● **Dataset content**:
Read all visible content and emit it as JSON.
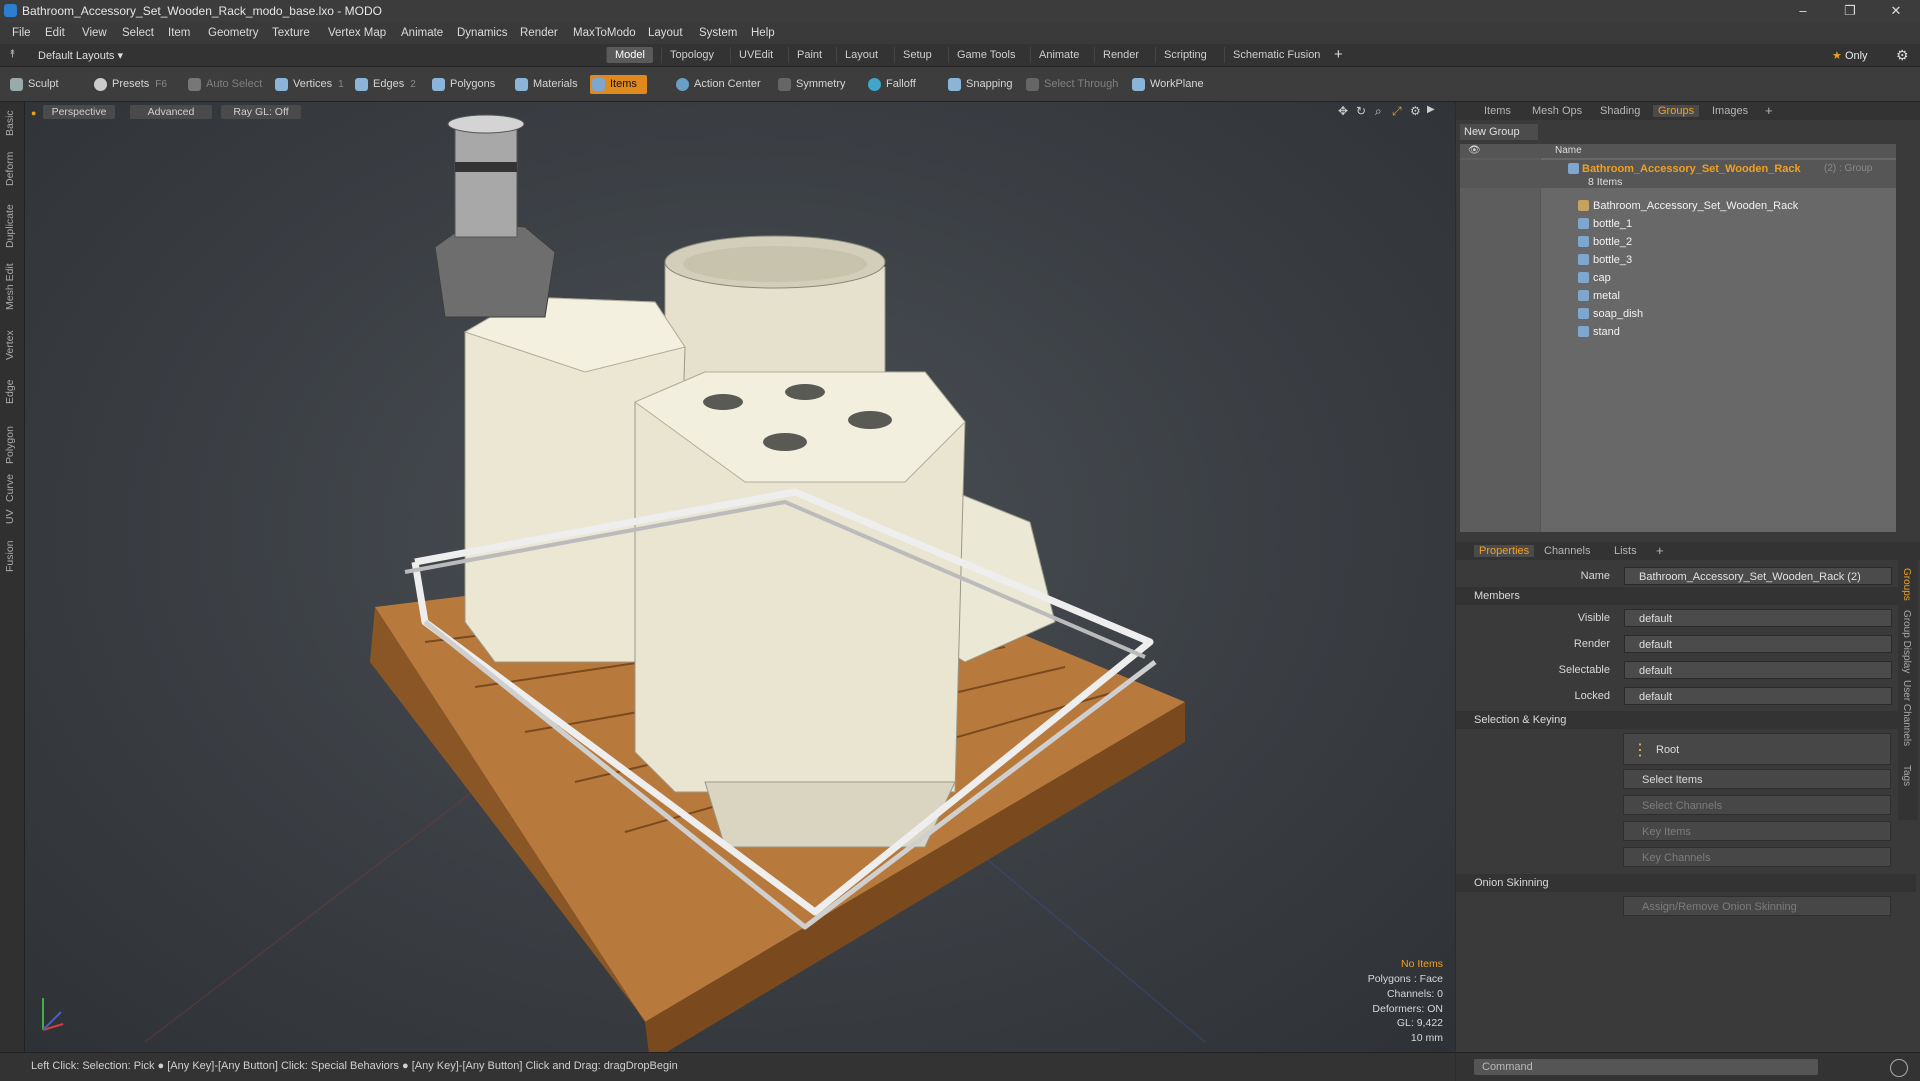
{
  "window": {
    "title": "Bathroom_Accessory_Set_Wooden_Rack_modo_base.lxo - MODO",
    "controls": [
      "–",
      "❐",
      "✕"
    ]
  },
  "menu": [
    "File",
    "Edit",
    "View",
    "Select",
    "Item",
    "Geometry",
    "Texture",
    "Vertex Map",
    "Animate",
    "Dynamics",
    "Render",
    "MaxToModo",
    "Layout",
    "System",
    "Help"
  ],
  "layout_bar": {
    "layouts_label": "Default Layouts",
    "tabs": [
      "Model",
      "Topology",
      "UVEdit",
      "Paint",
      "Layout",
      "Setup",
      "Game Tools",
      "Animate",
      "Render",
      "Scripting",
      "Schematic Fusion"
    ],
    "active_tab": "Model",
    "add": "+",
    "only_label": "Only"
  },
  "toolbar": {
    "sculpt": "Sculpt",
    "presets": "Presets",
    "presets_key": "F6",
    "auto_select": "Auto Select",
    "vertices": "Vertices",
    "vertices_count": "1",
    "edges": "Edges",
    "edges_count": "2",
    "polygons": "Polygons",
    "materials": "Materials",
    "items": "Items",
    "action_center": "Action Center",
    "symmetry": "Symmetry",
    "falloff": "Falloff",
    "snapping": "Snapping",
    "select_through": "Select Through",
    "workplane": "WorkPlane"
  },
  "left_tabs": [
    "Basic",
    "Deform",
    "Duplicate",
    "Mesh Edit",
    "Vertex",
    "Edge",
    "Polygon",
    "Curve",
    "UV",
    "Fusion"
  ],
  "viewport": {
    "perspective": "Perspective",
    "advanced": "Advanced",
    "raygl": "Ray GL: Off",
    "stats": {
      "no_items": "No Items",
      "polygons": "Polygons : Face",
      "channels": "Channels: 0",
      "deformers": "Deformers: ON",
      "gl": "GL: 9,422",
      "scale": "10 mm"
    }
  },
  "status_text": "Left Click: Selection: Pick ● [Any Key]-[Any Button] Click: Special Behaviors ● [Any Key]-[Any Button] Click and Drag: dragDropBegin",
  "right_panel": {
    "top_tabs": [
      "Items",
      "Mesh Ops",
      "Shading",
      "Groups",
      "Images"
    ],
    "active_top_tab": "Groups",
    "new_group": "New Group",
    "name_header": "Name",
    "group": {
      "name": "Bathroom_Accessory_Set_Wooden_Rack",
      "suffix": "(2) : Group",
      "count": "8 Items"
    },
    "items": [
      "Bathroom_Accessory_Set_Wooden_Rack",
      "bottle_1",
      "bottle_2",
      "bottle_3",
      "cap",
      "metal",
      "soap_dish",
      "stand"
    ],
    "bottom_tabs": [
      "Properties",
      "Channels",
      "Lists"
    ],
    "active_bottom_tab": "Properties",
    "side_tabs": [
      "Groups",
      "Group Display",
      "User Channels",
      "Tags"
    ],
    "props": {
      "name_label": "Name",
      "name_value": "Bathroom_Accessory_Set_Wooden_Rack (2)",
      "members": "Members",
      "visible_label": "Visible",
      "render_label": "Render",
      "selectable_label": "Selectable",
      "locked_label": "Locked",
      "default_value": "default",
      "selection_keying": "Selection & Keying",
      "root": "Root",
      "select_items": "Select Items",
      "select_channels": "Select Channels",
      "key_items": "Key Items",
      "key_channels": "Key Channels",
      "onion_skinning": "Onion Skinning",
      "assign_onion": "Assign/Remove Onion Skinning"
    },
    "command_placeholder": "Command"
  },
  "colors": {
    "accent": "#f0a020",
    "items_active": "#e08a1e",
    "group_selected": "#f0a020"
  }
}
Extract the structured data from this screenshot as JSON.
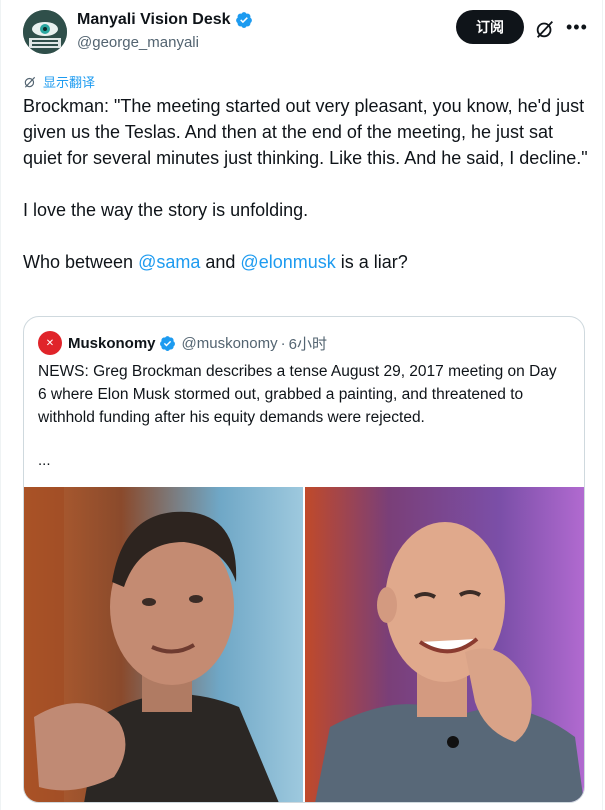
{
  "author": {
    "display_name": "Manyali Vision Desk",
    "handle": "@george_manyali",
    "avatar_icon": "eye-logo-icon",
    "verified": true
  },
  "actions": {
    "subscribe_label": "订阅",
    "grok_icon": "grok-icon",
    "more_label": "•••"
  },
  "translate_label": "显示翻译",
  "tweet": {
    "paragraph1": "Brockman: \"The meeting started out very pleasant, you know, he'd just given us the Teslas. And then at the end of the meeting, he just sat quiet for several minutes just thinking. Like this. And he said, I decline.\"",
    "paragraph2": "I love the way the story is unfolding.",
    "p3_before": "Who between ",
    "mention1": "@sama",
    "p3_middle": " and ",
    "mention2": "@elonmusk",
    "p3_after": " is a liar?"
  },
  "quote": {
    "name": "Muskonomy",
    "avatar_label": "✕",
    "handle": "@muskonomy",
    "dot": "·",
    "time": "6小时",
    "body": "NEWS: Greg Brockman describes a tense August 29, 2017 meeting on Day 6 where Elon Musk stormed out, grabbed a painting, and threatened to withhold funding after his equity demands were rejected.",
    "ellipsis": "..."
  },
  "colors": {
    "accent": "#1d9bf0",
    "text": "#0f1419",
    "muted": "#536471",
    "border": "#cfd9de",
    "quote_avatar": "#e0242a"
  }
}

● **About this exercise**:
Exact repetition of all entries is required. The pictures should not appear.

● **Response**:
Read all visible content and emit it as JSON.
{
  "window": {
    "title": "Bathroom_Accessory_Set_Wooden_Rack_modo_base.lxo - MODO",
    "controls": [
      "–",
      "❐",
      "✕"
    ]
  },
  "menu": [
    "File",
    "Edit",
    "View",
    "Select",
    "Item",
    "Geometry",
    "Texture",
    "Vertex Map",
    "Animate",
    "Dynamics",
    "Render",
    "MaxToModo",
    "Layout",
    "System",
    "Help"
  ],
  "layout_bar": {
    "layouts_label": "Default Layouts",
    "tabs": [
      "Model",
      "Topology",
      "UVEdit",
      "Paint",
      "Layout",
      "Setup",
      "Game Tools",
      "Animate",
      "Render",
      "Scripting",
      "Schematic Fusion"
    ],
    "active_tab": "Model",
    "add": "+",
    "only_label": "Only"
  },
  "toolbar": {
    "sculpt": "Sculpt",
    "presets": "Presets",
    "presets_key": "F6",
    "auto_select": "Auto Select",
    "vertices": "Vertices",
    "vertices_count": "1",
    "edges": "Edges",
    "edges_count": "2",
    "polygons": "Polygons",
    "materials": "Materials",
    "items": "Items",
    "action_center": "Action Center",
    "symmetry": "Symmetry",
    "falloff": "Falloff",
    "snapping": "Snapping",
    "select_through": "Select Through",
    "workplane": "WorkPlane"
  },
  "left_tabs": [
    "Basic",
    "Deform",
    "Duplicate",
    "Mesh Edit",
    "Vertex",
    "Edge",
    "Polygon",
    "Curve",
    "UV",
    "Fusion"
  ],
  "viewport": {
    "perspective": "Perspective",
    "advanced": "Advanced",
    "raygl": "Ray GL: Off",
    "stats": {
      "no_items": "No Items",
      "polygons": "Polygons : Face",
      "channels": "Channels: 0",
      "deformers": "Deformers: ON",
      "gl": "GL: 9,422",
      "scale": "10 mm"
    }
  },
  "status_text": "Left Click: Selection: Pick ● [Any Key]-[Any Button] Click: Special Behaviors ● [Any Key]-[Any Button] Click and Drag: dragDropBegin",
  "right_panel": {
    "top_tabs": [
      "Items",
      "Mesh Ops",
      "Shading",
      "Groups",
      "Images"
    ],
    "active_top_tab": "Groups",
    "new_group": "New Group",
    "name_header": "Name",
    "group": {
      "name": "Bathroom_Accessory_Set_Wooden_Rack",
      "suffix": "(2) : Group",
      "count": "8 Items"
    },
    "items": [
      "Bathroom_Accessory_Set_Wooden_Rack",
      "bottle_1",
      "bottle_2",
      "bottle_3",
      "cap",
      "metal",
      "soap_dish",
      "stand"
    ],
    "bottom_tabs": [
      "Properties",
      "Channels",
      "Lists"
    ],
    "active_bottom_tab": "Properties",
    "side_tabs": [
      "Groups",
      "Group Display",
      "User Channels",
      "Tags"
    ],
    "props": {
      "name_label": "Name",
      "name_value": "Bathroom_Accessory_Set_Wooden_Rack (2)",
      "members": "Members",
      "visible_label": "Visible",
      "render_label": "Render",
      "selectable_label": "Selectable",
      "locked_label": "Locked",
      "default_value": "default",
      "selection_keying": "Selection & Keying",
      "root": "Root",
      "select_items": "Select Items",
      "select_channels": "Select Channels",
      "key_items": "Key Items",
      "key_channels": "Key Channels",
      "onion_skinning": "Onion Skinning",
      "assign_onion": "Assign/Remove Onion Skinning"
    },
    "command_placeholder": "Command"
  },
  "colors": {
    "accent": "#f0a020",
    "items_active": "#e08a1e",
    "group_selected": "#f0a020"
  }
}
Extract the structured data from this screenshot as JSON.
{
  "author": {
    "display_name": "Manyali Vision Desk",
    "handle": "@george_manyali",
    "avatar_icon": "eye-logo-icon",
    "verified": true
  },
  "actions": {
    "subscribe_label": "订阅",
    "grok_icon": "grok-icon",
    "more_label": "•••"
  },
  "translate_label": "显示翻译",
  "tweet": {
    "paragraph1": "Brockman: \"The meeting started out very pleasant, you know, he'd just given us the Teslas. And then at the end of the meeting, he just sat quiet for several minutes just thinking. Like this. And he said, I decline.\"",
    "paragraph2": "I love the way the story is unfolding.",
    "p3_before": "Who between ",
    "mention1": "@sama",
    "p3_middle": " and ",
    "mention2": "@elonmusk",
    "p3_after": " is a liar?"
  },
  "quote": {
    "name": "Muskonomy",
    "avatar_label": "✕",
    "handle": "@muskonomy",
    "dot": "·",
    "time": "6小时",
    "body": "NEWS: Greg Brockman describes a tense August 29, 2017 meeting on Day 6 where Elon Musk stormed out, grabbed a painting, and threatened to withhold funding after his equity demands were rejected.",
    "ellipsis": "..."
  },
  "colors": {
    "accent": "#1d9bf0",
    "text": "#0f1419",
    "muted": "#536471",
    "border": "#cfd9de",
    "quote_avatar": "#e0242a"
  }
}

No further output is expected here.